Sears Hometown and Outlets Quietly Improves

The Sears Holdings spinoff isn't performing great, but its operations are better than its stock price would suggest.

Michael Lewis
Michael Lewis
Apr 7, 2014 at 1:54PM
Consumer Goods

Sears Hometown and Outlet Stores (NASDAQ:SHOS) has been plagued over the last several months by a variety of factors. For one, the stock shares a name with one of the most polarizing (though largely negatively viewed) public companies on the market -- Sears Holdings (NASDAQOTH:SHLDQ). Sears Hometown and Outlets has also had a sluggish transformation, erasing much of the optimism that brought the stock to a near double from its spinoff price. Recent results don't show much in the way of improvement, but investors who read between the lines will see that the company's previously heralded operating advantages are indeed working. Here's what investors need to know.

The year in review
For a company whose stock shed nearly 40% of its value in the past 12 months, Sears Hometown and Outlets' business has plenty to rally behind. In the past year, sales fell slightly more than 1%. Driving that decline was a systemwide same-store sales decline of 2.2%. There are a couple of things to keep in mind here, though. For one, Sears Hometown stores has exited the consumer electronics business -- a wise move. That puts the year-over-year comps at an immediate disadvantage. Excluding consumer electronics, Sears Hometown sales declined 1.5%. Outlet sales increased 1.4%, giving a systemwide net decline of 0.8%.

For a year in which numerous retailers have struggled with a stingy consumer and extreme weather across the country, these numbers really aren't bad.

The business model is working. One of the best parts of Sears Hometown and Outlets is its franchise-based store footprint. As the stores have largely been converted to franchise-owned locations, initial franchise fees have gone from $11.2 million to $25.6 million. Major appliances, the best segment for both businesses, are performing well with positive comps.

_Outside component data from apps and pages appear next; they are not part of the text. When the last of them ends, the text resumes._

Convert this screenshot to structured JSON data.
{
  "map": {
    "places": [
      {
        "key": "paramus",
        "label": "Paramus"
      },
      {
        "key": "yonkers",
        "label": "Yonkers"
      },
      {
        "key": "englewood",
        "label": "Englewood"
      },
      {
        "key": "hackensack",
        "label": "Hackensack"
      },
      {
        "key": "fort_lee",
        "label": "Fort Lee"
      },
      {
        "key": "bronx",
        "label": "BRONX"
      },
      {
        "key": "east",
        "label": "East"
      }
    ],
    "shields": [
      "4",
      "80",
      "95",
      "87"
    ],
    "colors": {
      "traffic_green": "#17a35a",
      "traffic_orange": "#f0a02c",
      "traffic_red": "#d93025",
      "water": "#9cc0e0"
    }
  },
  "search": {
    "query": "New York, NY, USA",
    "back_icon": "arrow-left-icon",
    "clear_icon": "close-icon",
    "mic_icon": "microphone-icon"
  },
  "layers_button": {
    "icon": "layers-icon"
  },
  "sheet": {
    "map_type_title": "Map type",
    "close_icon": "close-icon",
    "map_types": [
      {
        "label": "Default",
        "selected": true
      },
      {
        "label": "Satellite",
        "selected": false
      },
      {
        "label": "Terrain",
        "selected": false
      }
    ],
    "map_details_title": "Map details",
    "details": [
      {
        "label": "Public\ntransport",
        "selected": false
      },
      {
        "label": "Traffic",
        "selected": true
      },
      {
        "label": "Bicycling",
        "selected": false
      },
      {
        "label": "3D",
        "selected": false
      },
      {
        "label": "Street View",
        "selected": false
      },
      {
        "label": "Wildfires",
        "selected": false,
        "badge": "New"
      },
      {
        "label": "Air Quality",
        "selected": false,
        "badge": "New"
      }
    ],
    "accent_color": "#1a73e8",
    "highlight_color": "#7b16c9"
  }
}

Appliances are a great deal for the company because it has a beneficial supplier arrangement with its former parent, Sears Holdings. Sears Hometown and Outlets is able to unload its unsalable appliances (defected, damaged, etc.) back to the company at cost.

For the year, operating and net income took substantial hits. Aside from the decreased sales figures, this is due to some short-term margin pressure. Sears Hometown and Outlets' franchise conversion process costs money up front (largely offset by franchise fees but nonetheless affecting margins), but these factors should subside in coming periods. As the business transformation is completed and the transition costs go into the rearview, expect the continuing operations to shine a bit brighter.

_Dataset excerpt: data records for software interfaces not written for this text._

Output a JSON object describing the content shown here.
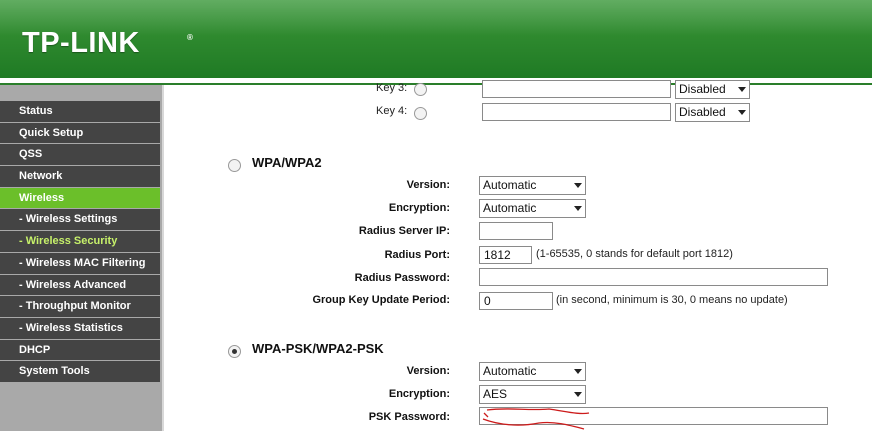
{
  "header": {
    "logo_text": "TP-LINK",
    "logo_mark": "®",
    "brand_color": "#2f8a2f"
  },
  "sidebar": {
    "items": [
      {
        "label": "Status"
      },
      {
        "label": "Quick Setup"
      },
      {
        "label": "QSS"
      },
      {
        "label": "Network"
      },
      {
        "label": "Wireless"
      },
      {
        "label": "- Wireless Settings"
      },
      {
        "label": "- Wireless Security"
      },
      {
        "label": "- Wireless MAC Filtering"
      },
      {
        "label": "- Wireless Advanced"
      },
      {
        "label": "- Throughput Monitor"
      },
      {
        "label": "- Wireless Statistics"
      },
      {
        "label": "DHCP"
      },
      {
        "label": "System Tools"
      }
    ],
    "active_color": "#6bbf2a"
  },
  "wep_keys": {
    "key3_label": "Key 3:",
    "key3_type": "Disabled",
    "key4_label": "Key 4:",
    "key4_type": "Disabled"
  },
  "wpa": {
    "title": "WPA/WPA2",
    "version_label": "Version:",
    "version_value": "Automatic",
    "encryption_label": "Encryption:",
    "encryption_value": "Automatic",
    "radius_ip_label": "Radius Server IP:",
    "radius_ip_value": "",
    "radius_port_label": "Radius Port:",
    "radius_port_value": "1812",
    "radius_port_hint": "(1-65535, 0 stands for default port 1812)",
    "radius_password_label": "Radius Password:",
    "radius_password_value": "",
    "group_key_label": "Group Key Update Period:",
    "group_key_value": "0",
    "group_key_hint": "(in second, minimum is 30, 0 means no update)"
  },
  "wpa_psk": {
    "title": "WPA-PSK/WPA2-PSK",
    "version_label": "Version:",
    "version_value": "Automatic",
    "encryption_label": "Encryption:",
    "encryption_value": "AES",
    "psk_label": "PSK Password:"
  }
}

Made for shareholders
Sears CEO Eddie Lampert has strategically placed the company's best assets into separate businesses (most recently including Lands' End) so as to allow those assets to shine, to allow investors to pick and choose which parts of Sears they like, and to give greater focus on the core Sears Holdings businesses. Sears Hometown and Outlets is one of these bright spots. The company sells a variety of high-performing brands such as Kenmore, Craftsman, and DieHard.

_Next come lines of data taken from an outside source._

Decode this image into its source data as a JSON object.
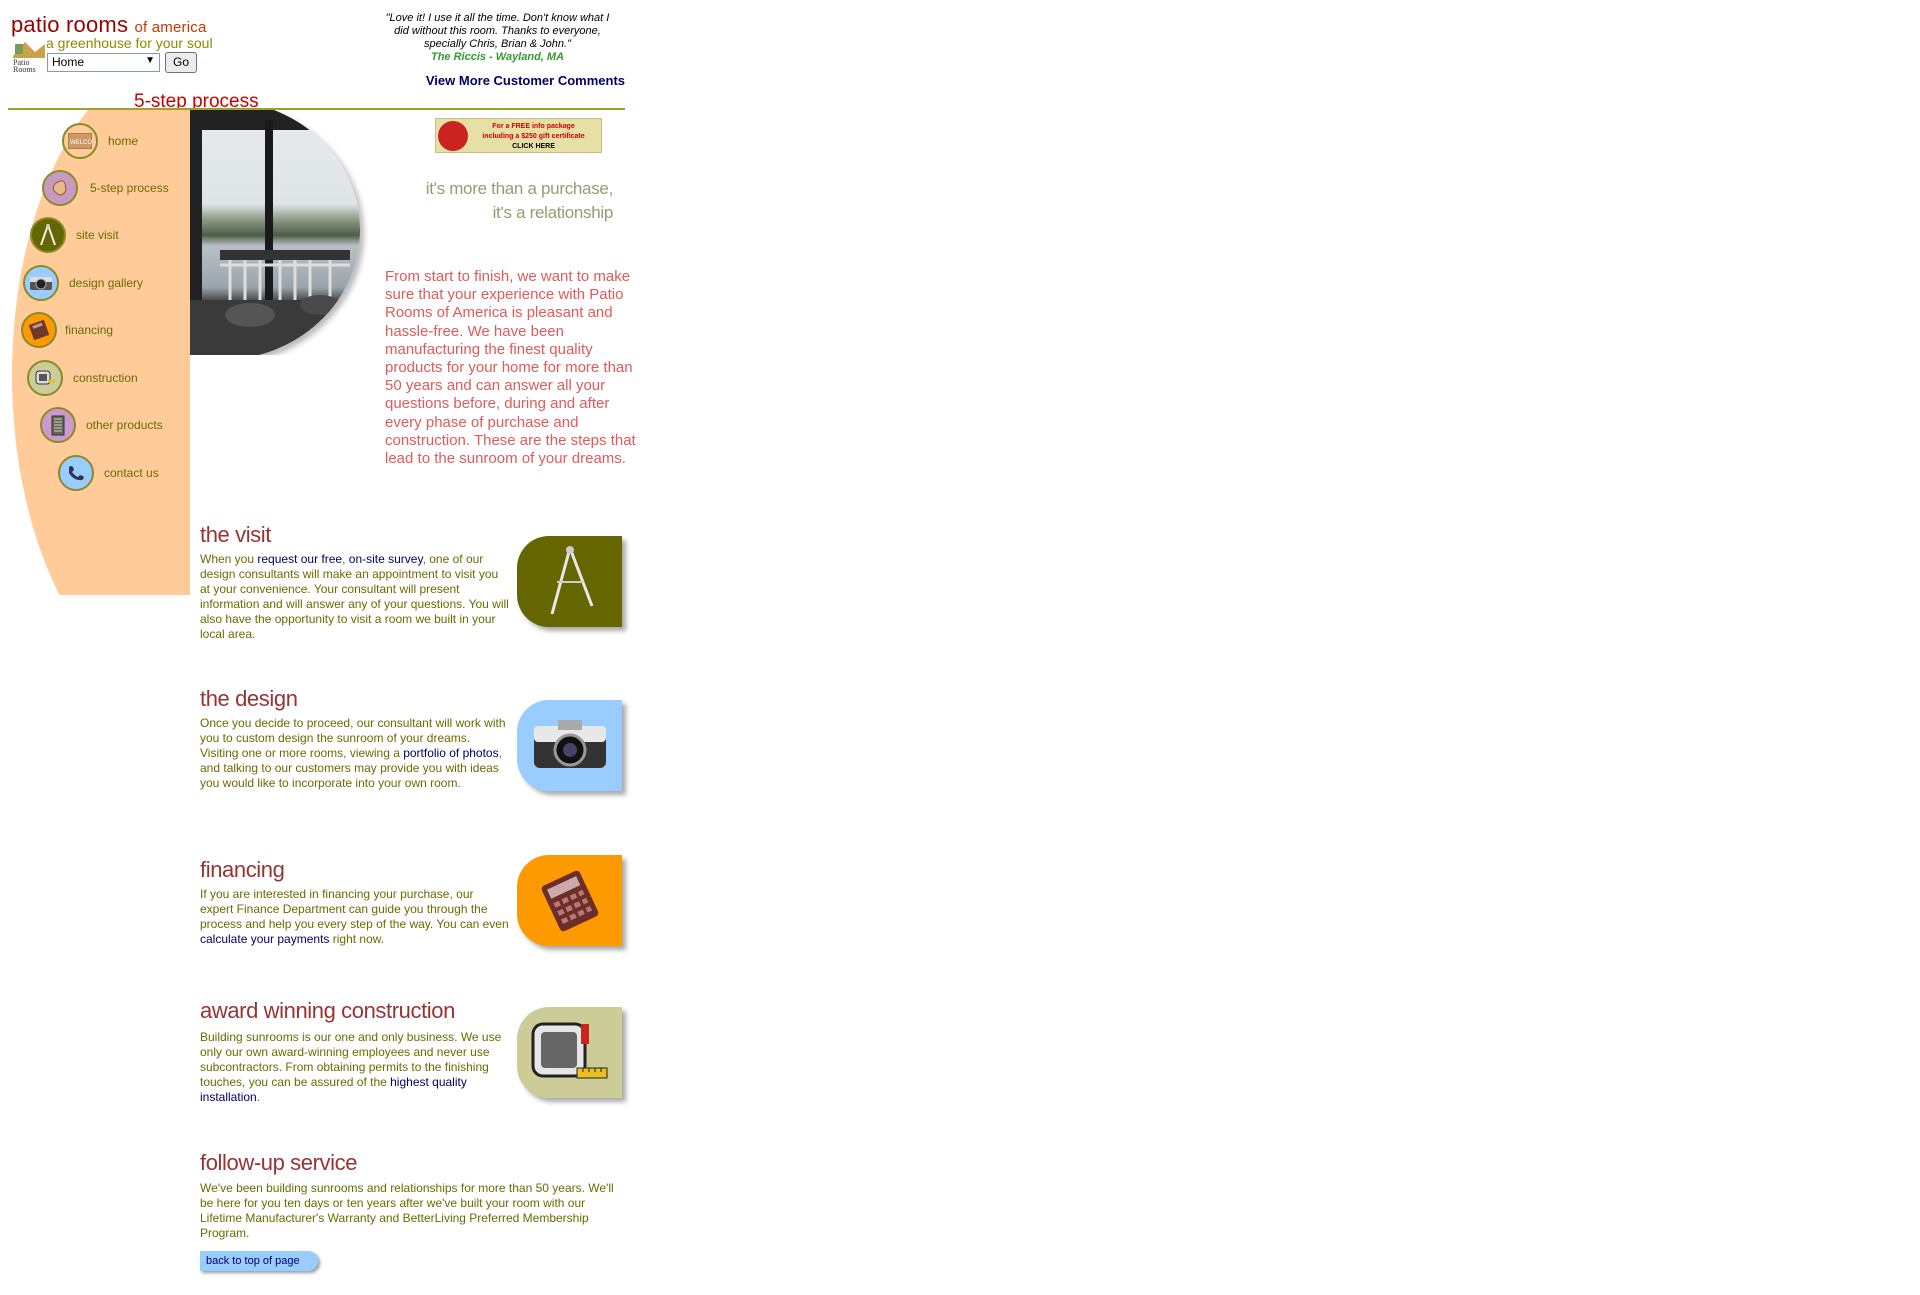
{
  "brand": {
    "name": "patio rooms",
    "name_suffix": "of america",
    "tagline": "a greenhouse for your soul",
    "mark_text": "Patio Rooms"
  },
  "nav_select": {
    "value": "Home",
    "go_label": "Go"
  },
  "testimonial": {
    "quote": "\"Love it! I use it all the time. Don't know what I did without this room. Thanks to everyone, specially Chris, Brian & John.\"",
    "author": "The Riccis - Wayland, MA",
    "more_link": "View More Customer Comments"
  },
  "page_heading": "5-step process",
  "sidebar": {
    "items": [
      {
        "label": "home",
        "icon": "welcome-mat-icon",
        "glyph": "WELCOME"
      },
      {
        "label": "5-step process",
        "icon": "hand-icon",
        "glyph": "✋"
      },
      {
        "label": "site visit",
        "icon": "compass-icon",
        "glyph": "⋀"
      },
      {
        "label": "design gallery",
        "icon": "camera-icon",
        "glyph": "📷"
      },
      {
        "label": "financing",
        "icon": "calculator-icon",
        "glyph": "▦"
      },
      {
        "label": "construction",
        "icon": "tape-measure-icon",
        "glyph": "◨"
      },
      {
        "label": "other products",
        "icon": "building-icon",
        "glyph": "▥"
      },
      {
        "label": "contact us",
        "icon": "phone-icon",
        "glyph": "☎"
      }
    ]
  },
  "promo": {
    "line1": "For a FREE info package",
    "line2": "including a $250 gift certificate",
    "line3": "CLICK HERE"
  },
  "slogan": {
    "line1": "it's more than a purchase,",
    "line2": "it's a relationship"
  },
  "intro": "From start to finish, we want to make sure that your experience with Patio Rooms of America is pleasant and hassle-free. We have been manufacturing the finest quality products for your home for more than 50 years and can answer all your questions before, during and after every phase of purchase and construction. These are the steps that lead to the sunroom of your dreams.",
  "sections": {
    "visit": {
      "title": "the visit",
      "text_before": "When you ",
      "link1": "request our free",
      "sep": ", ",
      "link2": "on-site survey",
      "text_after": ", one of our design consultants will make an appointment to visit you at your convenience. Your consultant will present information and will answer any of your questions. You will also have the opportunity to visit a room we built in your local area.",
      "icon": "compass-icon",
      "color": "#666600"
    },
    "design": {
      "title": "the design",
      "text_before": "Once you decide to proceed, our consultant will work with you to custom design the sunroom of your dreams. Visiting one or more rooms, viewing a ",
      "link": "portfolio of photos",
      "text_after": ", and talking to our customers may provide you with ideas you would like to incorporate into your own room.",
      "icon": "camera-icon",
      "color": "#99ccff"
    },
    "financing": {
      "title": "financing",
      "text_before": "If you are interested in financing your purchase, our expert Finance Department can guide you through the process and help you every step of the way. You can even ",
      "link": "calculate your payments",
      "text_after": " right now.",
      "icon": "calculator-icon",
      "color": "#ff9900"
    },
    "construction": {
      "title": "award winning construction",
      "text_before": "Building sunrooms is our one and only business. We use only our own award-winning employees and never use subcontractors. From obtaining permits to the finishing touches, you can be assured of the ",
      "link": "highest quality installation",
      "text_after": ".",
      "icon": "tape-measure-icon",
      "color": "#cccc99"
    },
    "followup": {
      "title": "follow-up service",
      "text": "We've been building sunrooms and relationships for more than 50 years. We'll be here for you ten days or ten years after we've built your room with our Lifetime Manufacturer's Warranty and BetterLiving Preferred Membership Program."
    }
  },
  "back_to_top": "back to top of page",
  "colors": {
    "brand_red": "#990000",
    "olive": "#6b6b00",
    "peach": "#ffcc99",
    "link_navy": "#000066",
    "intro_pink": "#e05a5a"
  }
}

The business hasn't performed as strongly as expected, but the long-term fundamentals remain strong here. The stock recovered from its basement-level lows, but substantial upside exists for the long-term-oriented investor. Keep an eye on this underfollowed, unloved retailer. It may surprise you.